SUPPLIED DATA —
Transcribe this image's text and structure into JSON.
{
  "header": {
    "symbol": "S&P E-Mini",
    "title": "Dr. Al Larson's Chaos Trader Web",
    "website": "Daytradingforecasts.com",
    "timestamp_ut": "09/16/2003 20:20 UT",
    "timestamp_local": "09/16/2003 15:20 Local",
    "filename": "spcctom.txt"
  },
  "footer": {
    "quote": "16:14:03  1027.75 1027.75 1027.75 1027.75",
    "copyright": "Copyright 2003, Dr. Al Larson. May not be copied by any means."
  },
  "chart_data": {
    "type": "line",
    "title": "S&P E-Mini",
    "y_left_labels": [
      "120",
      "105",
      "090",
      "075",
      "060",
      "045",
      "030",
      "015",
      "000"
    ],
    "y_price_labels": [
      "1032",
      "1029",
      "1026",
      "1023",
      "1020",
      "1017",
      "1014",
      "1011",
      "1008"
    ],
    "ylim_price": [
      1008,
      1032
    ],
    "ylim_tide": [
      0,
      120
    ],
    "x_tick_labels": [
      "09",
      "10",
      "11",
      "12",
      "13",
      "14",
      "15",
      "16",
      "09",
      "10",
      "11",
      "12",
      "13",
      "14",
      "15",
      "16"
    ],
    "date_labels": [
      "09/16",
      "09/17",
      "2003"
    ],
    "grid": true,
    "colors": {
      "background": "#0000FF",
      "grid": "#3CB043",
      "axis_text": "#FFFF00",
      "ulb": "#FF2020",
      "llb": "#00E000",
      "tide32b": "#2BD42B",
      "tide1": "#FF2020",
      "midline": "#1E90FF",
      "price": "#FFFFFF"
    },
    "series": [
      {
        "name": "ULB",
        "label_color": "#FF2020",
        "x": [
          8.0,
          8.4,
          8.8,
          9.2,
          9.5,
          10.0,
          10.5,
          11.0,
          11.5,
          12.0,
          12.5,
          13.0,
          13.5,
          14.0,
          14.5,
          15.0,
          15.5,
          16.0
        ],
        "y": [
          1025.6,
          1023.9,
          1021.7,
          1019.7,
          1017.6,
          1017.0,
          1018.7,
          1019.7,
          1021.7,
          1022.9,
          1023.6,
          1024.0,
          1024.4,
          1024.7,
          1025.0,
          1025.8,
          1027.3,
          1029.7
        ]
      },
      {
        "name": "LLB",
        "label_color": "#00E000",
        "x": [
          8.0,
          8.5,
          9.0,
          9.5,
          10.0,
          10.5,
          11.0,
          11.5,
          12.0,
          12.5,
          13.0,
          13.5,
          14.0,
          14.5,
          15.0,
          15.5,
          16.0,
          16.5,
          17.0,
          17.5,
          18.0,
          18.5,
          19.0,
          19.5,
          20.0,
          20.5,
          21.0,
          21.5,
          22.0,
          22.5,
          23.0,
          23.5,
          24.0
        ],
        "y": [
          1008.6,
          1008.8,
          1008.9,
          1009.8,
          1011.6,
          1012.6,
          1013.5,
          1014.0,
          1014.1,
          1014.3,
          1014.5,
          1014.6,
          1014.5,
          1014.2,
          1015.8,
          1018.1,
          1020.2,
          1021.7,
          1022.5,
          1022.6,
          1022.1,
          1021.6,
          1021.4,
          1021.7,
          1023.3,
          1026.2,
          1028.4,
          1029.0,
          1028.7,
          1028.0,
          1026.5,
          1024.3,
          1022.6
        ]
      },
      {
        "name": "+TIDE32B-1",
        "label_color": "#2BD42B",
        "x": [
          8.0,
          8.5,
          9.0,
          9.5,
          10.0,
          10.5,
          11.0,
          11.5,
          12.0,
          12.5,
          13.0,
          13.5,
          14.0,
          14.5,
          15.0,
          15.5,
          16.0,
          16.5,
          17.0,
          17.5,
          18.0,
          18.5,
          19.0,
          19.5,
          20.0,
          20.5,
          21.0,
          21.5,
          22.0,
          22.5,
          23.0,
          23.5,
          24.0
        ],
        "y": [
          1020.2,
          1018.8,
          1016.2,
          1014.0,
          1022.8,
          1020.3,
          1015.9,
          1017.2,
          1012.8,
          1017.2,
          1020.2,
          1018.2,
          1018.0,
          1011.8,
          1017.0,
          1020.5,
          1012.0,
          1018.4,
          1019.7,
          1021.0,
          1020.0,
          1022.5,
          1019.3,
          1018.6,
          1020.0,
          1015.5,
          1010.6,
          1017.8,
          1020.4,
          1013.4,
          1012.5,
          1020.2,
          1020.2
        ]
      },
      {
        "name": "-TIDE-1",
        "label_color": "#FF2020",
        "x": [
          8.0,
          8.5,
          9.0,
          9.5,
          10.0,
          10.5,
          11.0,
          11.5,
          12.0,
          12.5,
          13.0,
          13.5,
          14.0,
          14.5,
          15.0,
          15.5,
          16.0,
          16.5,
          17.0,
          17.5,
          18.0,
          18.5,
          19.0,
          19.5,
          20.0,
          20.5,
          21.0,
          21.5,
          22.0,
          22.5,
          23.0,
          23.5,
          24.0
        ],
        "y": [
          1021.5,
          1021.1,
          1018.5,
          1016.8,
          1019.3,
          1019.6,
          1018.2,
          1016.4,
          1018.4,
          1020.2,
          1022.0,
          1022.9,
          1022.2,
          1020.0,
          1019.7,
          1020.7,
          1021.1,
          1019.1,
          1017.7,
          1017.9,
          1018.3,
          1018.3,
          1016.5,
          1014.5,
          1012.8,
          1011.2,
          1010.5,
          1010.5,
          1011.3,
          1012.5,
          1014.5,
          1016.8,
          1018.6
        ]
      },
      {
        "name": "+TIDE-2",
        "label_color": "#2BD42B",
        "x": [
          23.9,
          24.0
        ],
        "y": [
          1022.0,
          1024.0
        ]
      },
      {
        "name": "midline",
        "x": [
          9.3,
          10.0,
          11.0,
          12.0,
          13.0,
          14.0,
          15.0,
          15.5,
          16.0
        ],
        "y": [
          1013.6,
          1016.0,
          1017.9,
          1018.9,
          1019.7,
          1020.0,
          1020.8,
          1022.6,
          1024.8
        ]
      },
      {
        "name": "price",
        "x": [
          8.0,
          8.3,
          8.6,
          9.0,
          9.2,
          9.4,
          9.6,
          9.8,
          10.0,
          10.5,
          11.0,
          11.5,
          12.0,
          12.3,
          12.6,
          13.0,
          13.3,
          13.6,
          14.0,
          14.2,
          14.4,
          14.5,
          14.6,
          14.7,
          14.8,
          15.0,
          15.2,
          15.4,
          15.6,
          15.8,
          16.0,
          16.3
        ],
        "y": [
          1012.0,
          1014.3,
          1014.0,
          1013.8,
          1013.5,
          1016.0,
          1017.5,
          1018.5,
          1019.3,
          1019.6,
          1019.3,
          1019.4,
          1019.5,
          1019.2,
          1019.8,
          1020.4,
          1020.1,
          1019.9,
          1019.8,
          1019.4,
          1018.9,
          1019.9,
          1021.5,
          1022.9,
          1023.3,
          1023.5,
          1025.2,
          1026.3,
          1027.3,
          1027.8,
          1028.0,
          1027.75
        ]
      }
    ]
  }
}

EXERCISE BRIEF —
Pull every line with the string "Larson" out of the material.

RESPONSE —
    "title": "Dr. Al Larson's Chaos Trader Web",
    "copyright": "Copyright 2003, Dr. Al Larson. May not be copied by any means."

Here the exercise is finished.